> [What to produce] Go through the listing beneath and show each line containing the string "data".

___

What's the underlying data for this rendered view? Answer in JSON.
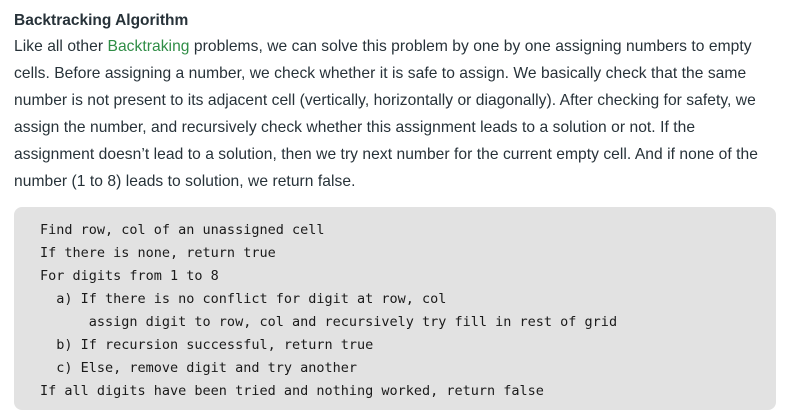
{
  "article": {
    "title": "Backtracking Algorithm",
    "para_before_link": "Like all other ",
    "link_text": "Backtraking",
    "para_after_link": " problems, we can solve this problem by one by one assigning numbers to empty cells. Before assigning a number, we check whether it is safe to assign. We basically check that the same number is not present to its adjacent cell (vertically, horizontally or diagonally). After checking for safety, we assign the number, and recursively check whether this assignment leads to a solution or not. If the assignment doesn’t lead to a solution, then we try next number for the current empty cell. And if none of the number (1 to 8) leads to solution, we return false.",
    "link_color": "#2f8d46"
  },
  "code": {
    "lines": [
      "Find row, col of an unassigned cell",
      "If there is none, return true",
      "For digits from 1 to 8",
      "  a) If there is no conflict for digit at row, col",
      "      assign digit to row, col and recursively try fill in rest of grid",
      "  b) If recursion successful, return true",
      "  c) Else, remove digit and try another",
      "If all digits have been tried and nothing worked, return false"
    ]
  }
}
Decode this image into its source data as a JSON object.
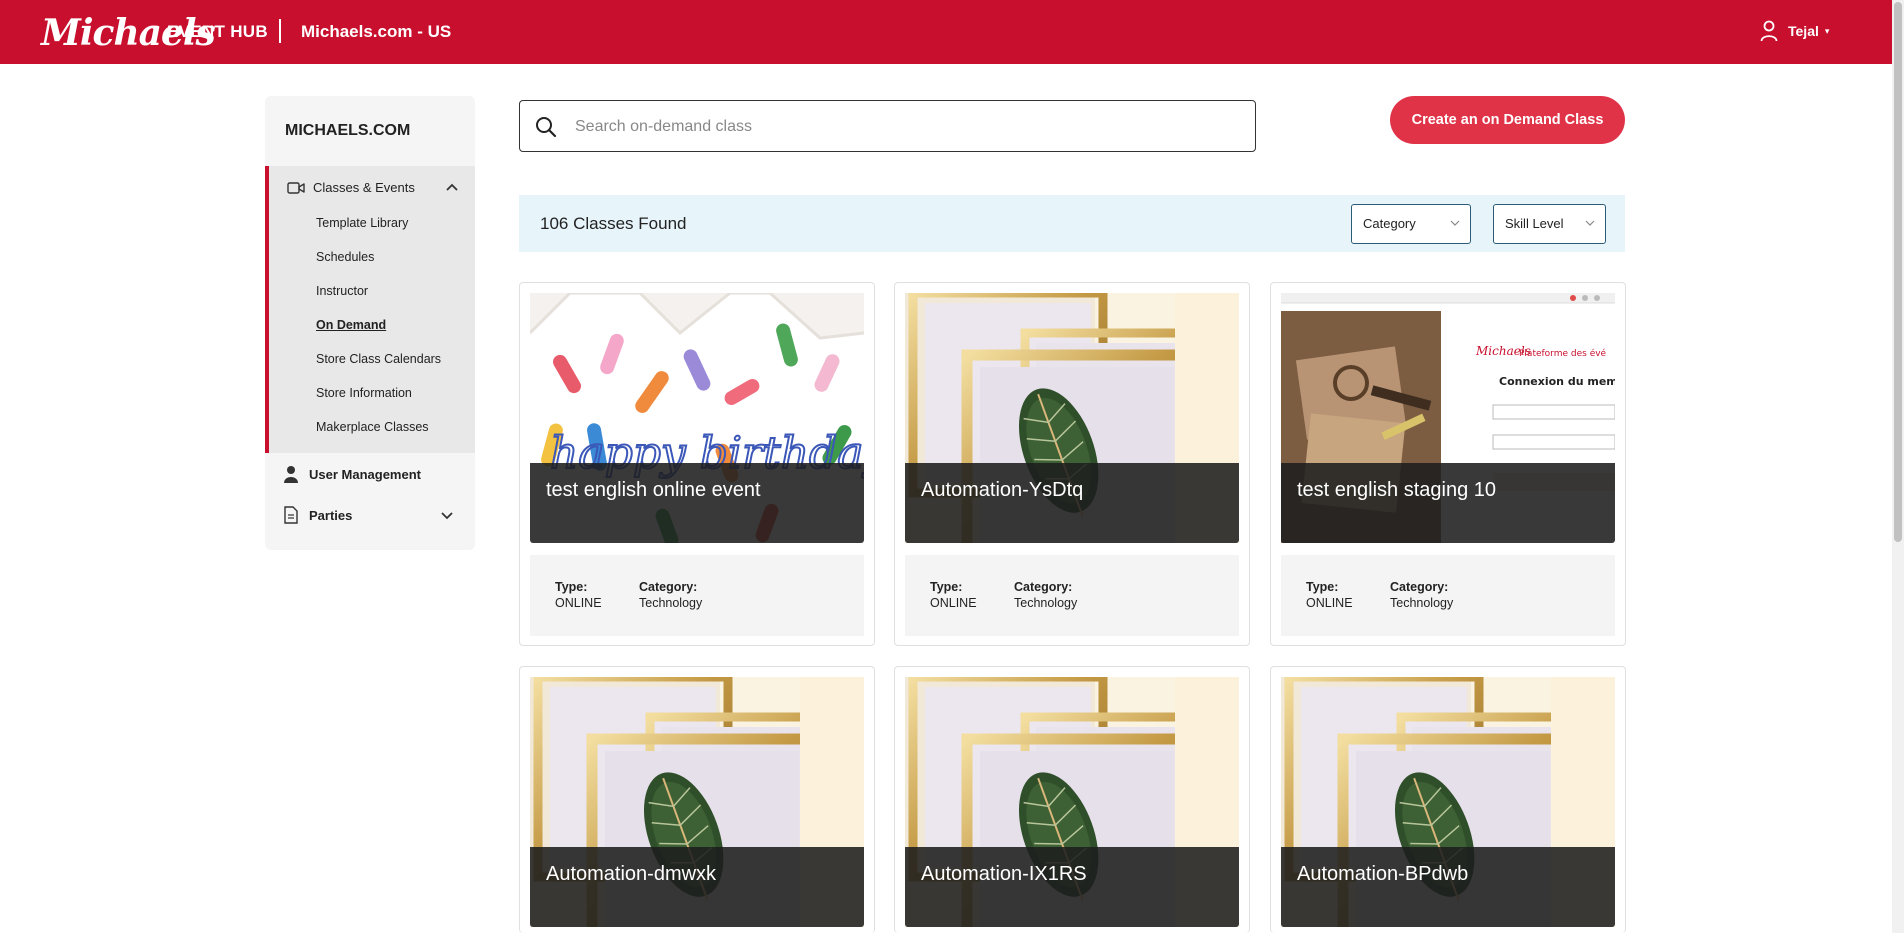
{
  "header": {
    "logo": "Michaels",
    "app_name": "EVENT HUB",
    "site": "Michaels.com - US",
    "user_name": "Tejal",
    "colors": {
      "brand": "#c8102e"
    }
  },
  "sidebar": {
    "title": "MICHAELS.COM",
    "group_label": "Classes & Events",
    "items": [
      {
        "label": "Template Library"
      },
      {
        "label": "Schedules"
      },
      {
        "label": "Instructor"
      },
      {
        "label": "On Demand",
        "active": true
      },
      {
        "label": "Store Class Calendars"
      },
      {
        "label": "Store Information"
      },
      {
        "label": "Makerplace Classes"
      }
    ],
    "user_management": "User Management",
    "parties": "Parties"
  },
  "search": {
    "placeholder": "Search on-demand class",
    "value": ""
  },
  "create_button": "Create an on Demand Class",
  "results": {
    "count_text": "106 Classes Found",
    "filters": [
      {
        "label": "Category"
      },
      {
        "label": "Skill Level"
      }
    ]
  },
  "cards": [
    {
      "title": "test english online event",
      "image": "birthday-crown",
      "type_label": "Type:",
      "type": "ONLINE",
      "category_label": "Category:",
      "category": "Technology"
    },
    {
      "title": "Automation-YsDtq",
      "image": "gold-frames",
      "type_label": "Type:",
      "type": "ONLINE",
      "category_label": "Category:",
      "category": "Technology"
    },
    {
      "title": "test english staging 10",
      "image": "login-screenshot",
      "type_label": "Type:",
      "type": "ONLINE",
      "category_label": "Category:",
      "category": "Technology"
    },
    {
      "title": "Automation-dmwxk",
      "image": "gold-frames"
    },
    {
      "title": "Automation-IX1RS",
      "image": "gold-frames"
    },
    {
      "title": "Automation-BPdwb",
      "image": "gold-frames"
    }
  ]
}
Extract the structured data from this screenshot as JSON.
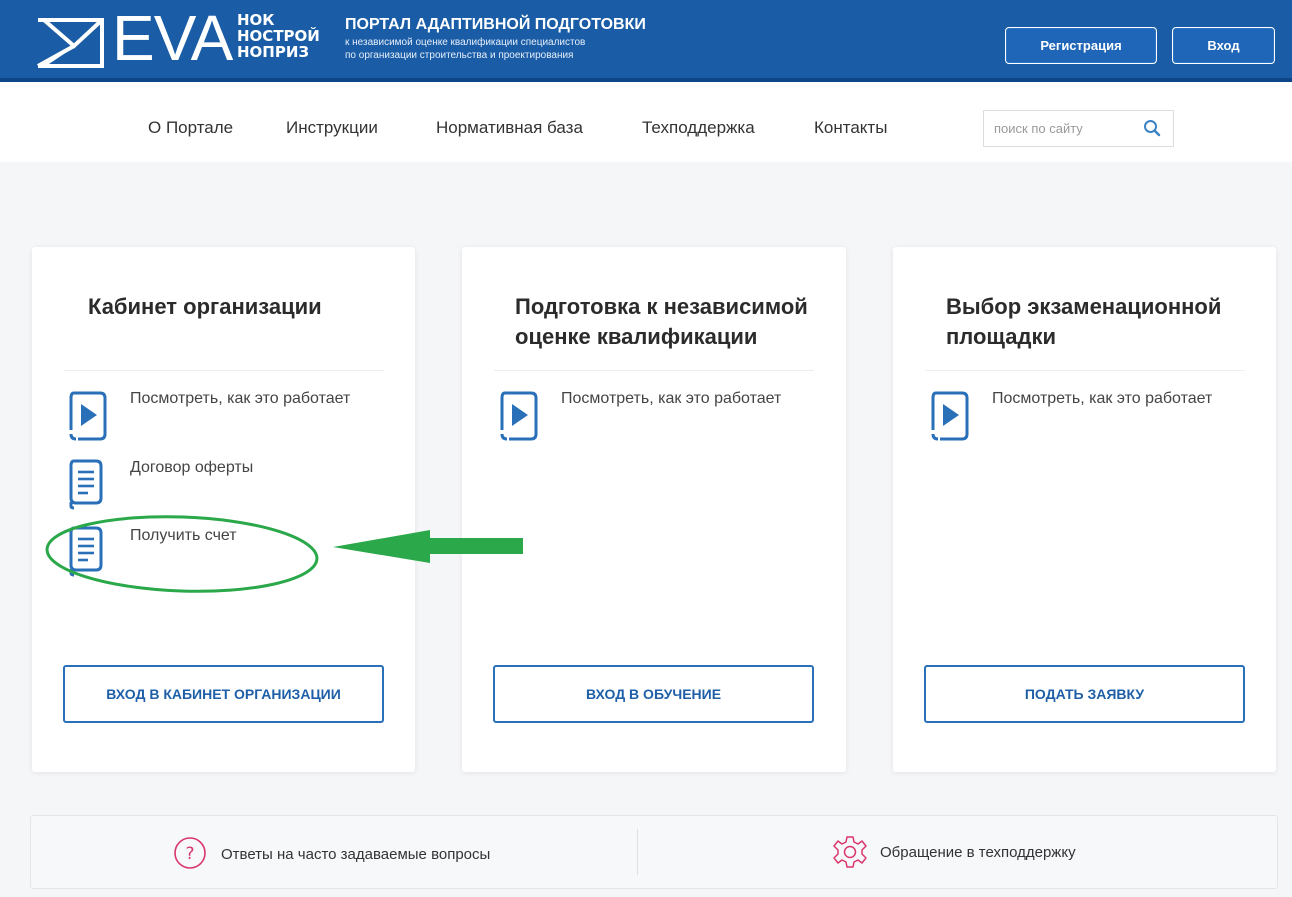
{
  "header": {
    "logo_text": "EVA",
    "logo_sub": [
      "НОК",
      "НОСТРОЙ",
      "НОПРИЗ"
    ],
    "portal_title": "ПОРТАЛ АДАПТИВНОЙ ПОДГОТОВКИ",
    "portal_sub": [
      "к независимой оценке квалификации специалистов",
      "по организации строительства и проектирования"
    ],
    "register_label": "Регистрация",
    "login_label": "Вход"
  },
  "nav": {
    "items": [
      "О Портале",
      "Инструкции",
      "Нормативная база",
      "Техподдержка",
      "Контакты"
    ],
    "search_placeholder": "поиск по сайту"
  },
  "cards": [
    {
      "title": [
        "Кабинет организации"
      ],
      "items": [
        {
          "icon": "play-icon",
          "label": "Посмотреть, как это работает"
        },
        {
          "icon": "document-icon",
          "label": "Договор оферты"
        },
        {
          "icon": "document-icon",
          "label": "Получить счет"
        }
      ],
      "button": "ВХОД В КАБИНЕТ ОРГАНИЗАЦИИ"
    },
    {
      "title": [
        "Подготовка к независимой",
        "оценке квалификации"
      ],
      "items": [
        {
          "icon": "play-icon",
          "label": "Посмотреть, как это работает"
        }
      ],
      "button": "ВХОД В ОБУЧЕНИЕ"
    },
    {
      "title": [
        "Выбор экзаменационной",
        "площадки"
      ],
      "items": [
        {
          "icon": "play-icon",
          "label": "Посмотреть, как это работает"
        }
      ],
      "button": "ПОДАТЬ ЗАЯВКУ"
    }
  ],
  "footer": {
    "faq_label": "Ответы на часто задаваемые вопросы",
    "support_label": "Обращение в техподдержку"
  },
  "colors": {
    "header_blue": "#1a5da6",
    "accent_blue": "#2a70b9",
    "annotation_green": "#2aa84a",
    "faq_icon": "#d9366b"
  }
}
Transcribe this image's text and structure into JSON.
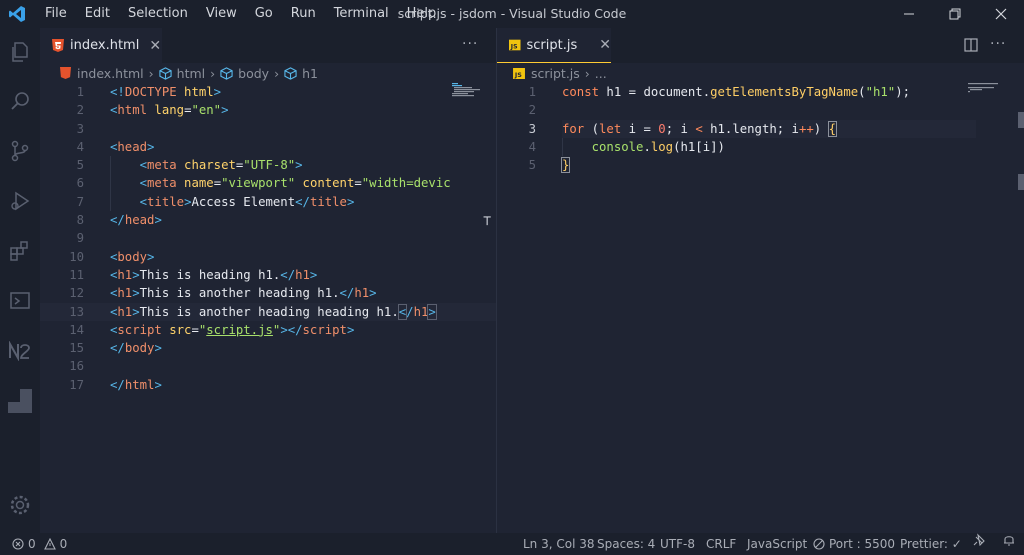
{
  "menu": [
    "File",
    "Edit",
    "Selection",
    "View",
    "Go",
    "Run",
    "Terminal",
    "Help"
  ],
  "window_title": "script.js - jsdom - Visual Studio Code",
  "left_editor": {
    "tab_label": "index.html",
    "breadcrumb": [
      "index.html",
      "html",
      "body",
      "h1"
    ],
    "line_numbers": [
      "1",
      "2",
      "3",
      "4",
      "5",
      "6",
      "7",
      "8",
      "9",
      "10",
      "11",
      "12",
      "13",
      "14",
      "15",
      "16",
      "17"
    ]
  },
  "right_editor": {
    "tab_label": "script.js",
    "breadcrumb": [
      "script.js",
      "..."
    ],
    "line_numbers": [
      "1",
      "2",
      "3",
      "4",
      "5"
    ]
  },
  "statusbar": {
    "errors": "0",
    "warnings": "0",
    "position": "Ln 3, Col 38",
    "spaces": "Spaces: 4",
    "encoding": "UTF-8",
    "eol": "CRLF",
    "language": "JavaScript",
    "port": "Port : 5500",
    "prettier": "Prettier: ✓"
  },
  "colors": {
    "accent_blue": "#57b6e8",
    "tab_underline": "#ffcc33"
  }
}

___

> [Result of this exercise]
What's the underlying data for this rendered view? Answer in JSON.
Decode this image into its source data as a JSON object.
Extract the structured data from this screenshot as JSON.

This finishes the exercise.